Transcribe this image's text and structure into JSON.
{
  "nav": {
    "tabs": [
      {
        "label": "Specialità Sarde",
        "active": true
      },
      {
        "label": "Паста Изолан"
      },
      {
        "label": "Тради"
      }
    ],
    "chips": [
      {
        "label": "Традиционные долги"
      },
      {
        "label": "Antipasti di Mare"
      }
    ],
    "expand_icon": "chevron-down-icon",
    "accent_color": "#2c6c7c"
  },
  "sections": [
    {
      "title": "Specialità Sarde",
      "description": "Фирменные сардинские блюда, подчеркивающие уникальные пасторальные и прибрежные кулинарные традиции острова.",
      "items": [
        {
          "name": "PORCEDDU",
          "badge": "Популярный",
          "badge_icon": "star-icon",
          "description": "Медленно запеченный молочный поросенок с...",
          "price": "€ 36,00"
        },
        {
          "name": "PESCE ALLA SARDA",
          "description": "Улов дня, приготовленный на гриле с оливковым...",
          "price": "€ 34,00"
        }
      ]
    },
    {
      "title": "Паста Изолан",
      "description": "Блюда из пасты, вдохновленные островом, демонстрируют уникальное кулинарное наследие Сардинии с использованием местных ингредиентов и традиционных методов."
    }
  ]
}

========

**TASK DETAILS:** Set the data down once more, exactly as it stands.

**TASK SOLUTION:**
Transcribe this image's text and structure into JSON.
{
  "nav": {
    "tabs": [
      {
        "label": "Specialità Sarde",
        "active": true
      },
      {
        "label": "Паста Изолан"
      },
      {
        "label": "Тради"
      }
    ],
    "chips": [
      {
        "label": "Традиционные долги"
      },
      {
        "label": "Antipasti di Mare"
      }
    ],
    "expand_icon": "chevron-down-icon",
    "accent_color": "#2c6c7c"
  },
  "sections": [
    {
      "title": "Specialità Sarde",
      "description": "Фирменные сардинские блюда, подчеркивающие уникальные пасторальные и прибрежные кулинарные традиции острова.",
      "items": [
        {
          "name": "PORCEDDU",
          "badge": "Популярный",
          "badge_icon": "star-icon",
          "description": "Медленно запеченный молочный поросенок с...",
          "price": "€ 36,00"
        },
        {
          "name": "PESCE ALLA SARDA",
          "description": "Улов дня, приготовленный на гриле с оливковым...",
          "price": "€ 34,00"
        }
      ]
    },
    {
      "title": "Паста Изолан",
      "description": "Блюда из пасты, вдохновленные островом, демонстрируют уникальное кулинарное наследие Сардинии с использованием местных ингредиентов и традиционных методов."
    }
  ]
}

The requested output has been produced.